What the exercise asks: Return every line from the records below with the string "ljudje".

Dataset extract:
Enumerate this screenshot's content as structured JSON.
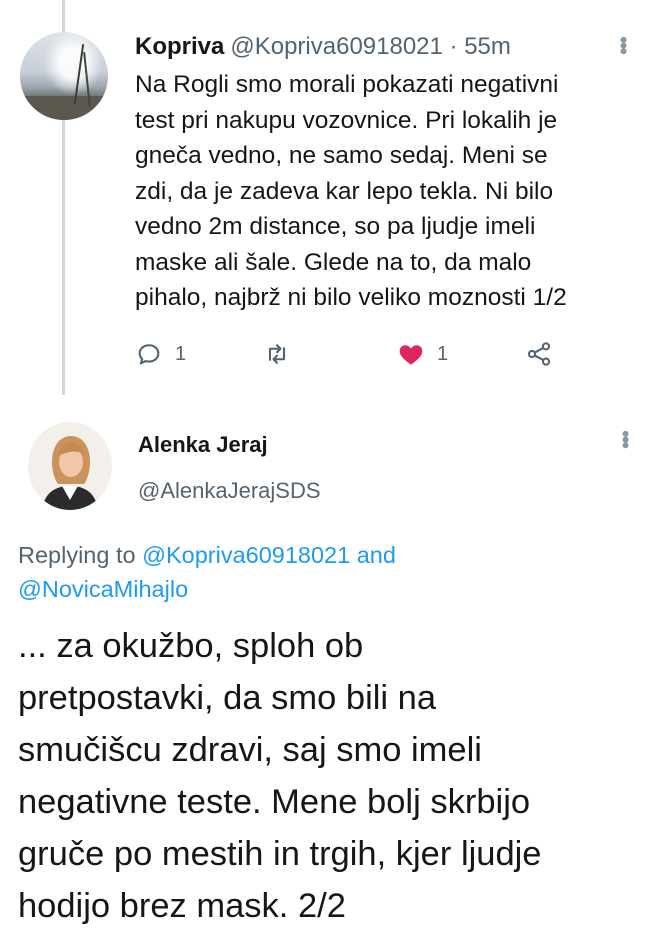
{
  "tweet1": {
    "display_name": "Kopriva",
    "handle_time": "@Kopriva60918021 · 55m",
    "lines": [
      "Na Rogli smo morali pokazati negativni",
      "test pri nakupu vozovnice. Pri lokalih je",
      "gneča vedno, ne samo sedaj. Meni se",
      "zdi, da je zadeva kar lepo tekla. Ni bilo",
      "vedno 2m distance, so pa ljudje imeli",
      "maske ali šale. Glede na to, da malo",
      "pihalo, najbrž ni bilo veliko moznosti 1/2"
    ],
    "reply_count": "1",
    "like_count": "1",
    "like_color": "#e0245e"
  },
  "tweet2": {
    "display_name": "Alenka Jeraj",
    "handle": "@AlenkaJerajSDS",
    "replying_prefix": "Replying to ",
    "replying_mention1": "@Kopriva60918021",
    "replying_and": " and",
    "replying_mention2": "@NovicaMihajlo",
    "lines": [
      "... za okužbo, sploh ob",
      "pretpostavki, da smo bili na",
      "smučišcu zdravi, saj smo imeli",
      "negativne teste. Mene bolj skrbijo",
      "gruče po mestih in trgih, kjer ljudje",
      "hodijo brez mask. 2/2"
    ]
  },
  "icons": [
    "reply-icon",
    "retweet-icon",
    "like-icon",
    "share-icon",
    "more-icon"
  ],
  "accent": "#1d9bf0"
}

Solution to this task:
      "vedno 2m distance, so pa ljudje imeli",
      "gruče po mestih in trgih, kjer ljudje",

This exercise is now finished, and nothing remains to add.